Making connections for a better future

Back to Article
Back to Article

Making connections for a better future

Matthew Norwood, Staff Reporter

Hang on for a minute...we're trying to find some more stories you might like.

Email This Story

We hear stories in high school about how some people will end up as our bosses, and others serving us burgers at a drive through. The thing is, we can never just assume who ends up where, and some of those people you didn’t take the time to talk to end up the next multi-millionaire. High school is the perfect time to make relations around you, because those relations you miss out on could have been your dream career gone by.

The future is never a predictable thing. Some people will strike it rich and succeed, some may fade away and never reach their goals, and eventually death will take them all. Luck plays a big part in this, but in our meritocracy, you often succeed by how hard you work, and how much money you can stockpile to force yourself higher. However, this is not the only way to success, and not a guarantee in its own right.

One unique facet independent of merit in the business world is the ability to make connections. Whereas this does not always represent explicit business policy, making friends can be a better way to climb a corporate ladder than skill.

In any business, there will be so many people attempting to prove their skill worth that most will be lost in the scramble. Being able to distinguish yourself as someone your boss likes and knows is an effective way to separate yourself from the rest.

Even outside of business, making connections helps you exponentially in livelihood. This isn’t friends we’re talking about here, because everyone in high school knows how important friends are to their mental sanity. Instead, people spread out across the land whom you know well enough to contact for whatever reason.

Life has its unpredictabilities, and taking precaution is the most effective way of preventing real issues from surfacing. This works best right after graduation, when the course of life isn’t decided and decisions become volatile. Knowing you have someone in, say, San Diego or Minnesota who could take you in can save you at just the right time.
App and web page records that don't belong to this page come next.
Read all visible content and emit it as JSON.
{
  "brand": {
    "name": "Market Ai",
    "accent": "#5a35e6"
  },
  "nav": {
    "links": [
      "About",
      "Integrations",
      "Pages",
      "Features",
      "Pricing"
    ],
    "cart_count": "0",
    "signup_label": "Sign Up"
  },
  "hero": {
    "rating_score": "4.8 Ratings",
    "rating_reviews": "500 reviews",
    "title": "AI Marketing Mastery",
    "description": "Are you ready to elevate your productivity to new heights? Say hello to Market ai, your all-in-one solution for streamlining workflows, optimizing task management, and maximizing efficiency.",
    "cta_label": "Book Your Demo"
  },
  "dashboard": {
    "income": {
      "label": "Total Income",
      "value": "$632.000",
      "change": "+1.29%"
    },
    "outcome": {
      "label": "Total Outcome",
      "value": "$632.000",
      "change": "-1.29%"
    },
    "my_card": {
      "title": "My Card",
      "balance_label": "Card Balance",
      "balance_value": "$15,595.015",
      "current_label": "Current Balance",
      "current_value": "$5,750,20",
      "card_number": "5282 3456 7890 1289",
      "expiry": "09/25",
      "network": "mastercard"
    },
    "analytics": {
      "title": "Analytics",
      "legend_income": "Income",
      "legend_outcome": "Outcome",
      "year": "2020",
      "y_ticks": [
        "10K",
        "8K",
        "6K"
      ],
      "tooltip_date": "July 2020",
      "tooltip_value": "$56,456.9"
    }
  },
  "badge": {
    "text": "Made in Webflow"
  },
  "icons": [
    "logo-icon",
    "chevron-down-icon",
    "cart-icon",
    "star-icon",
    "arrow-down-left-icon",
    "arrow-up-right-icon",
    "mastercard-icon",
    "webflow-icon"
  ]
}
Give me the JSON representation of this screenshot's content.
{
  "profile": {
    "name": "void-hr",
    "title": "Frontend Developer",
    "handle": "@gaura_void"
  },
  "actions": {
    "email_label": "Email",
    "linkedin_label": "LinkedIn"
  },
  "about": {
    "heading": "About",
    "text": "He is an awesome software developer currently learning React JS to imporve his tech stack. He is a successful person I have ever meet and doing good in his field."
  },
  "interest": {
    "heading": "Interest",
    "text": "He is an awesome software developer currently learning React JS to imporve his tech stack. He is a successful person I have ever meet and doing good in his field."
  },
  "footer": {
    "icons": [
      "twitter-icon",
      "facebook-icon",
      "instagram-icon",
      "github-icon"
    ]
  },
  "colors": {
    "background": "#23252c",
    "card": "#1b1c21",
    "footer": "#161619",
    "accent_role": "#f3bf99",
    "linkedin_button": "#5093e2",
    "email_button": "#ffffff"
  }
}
Some of the trips you take which enable these connections are the best places to talk for your career, as well. There is no better place to make connections to the government than in DC, or to digital business than Silicon Valley. Taking the opportunity to seek out experts in that area can open internships or job options unlike any entry applicant.

Talking to people, especially those whom you may never see again, can take effort. If they are your age, all you have to do is say hello with a smile and ask where they’re from. Expressing interest in someone hooks them, because no one loves talking about anything more than themselves. Also, every teenager enjoys people about as much as you. They will have as much fun meeting you as you will them, if you just come across as open and willing to talk.

For the higher level professionals, body language is just as important without quite the assertiveness. Standing straight, no crossed arms, and a bright smile can open you to anyone with a question. To reach those higher up, you just have to put yourself in the right place. Go to a Q&A, or intentionally seek out a person of interest when they aren’t busy. Anyone who loves their job will answer questions about it, and will respect you that you share that same love.

The biggest thing is confidence, despite the cliches. Understanding that people are always willing to talk means you won’t be rattled when they don’t, and leaves you looking ready for a conversation from anyone.

It is chance moments like those meetings which can make or break a career, a friendship, or a relationship. Taking the chance to seek them out is what separates those in the spotlight from those who waste away.

Print Friendly, PDF & Email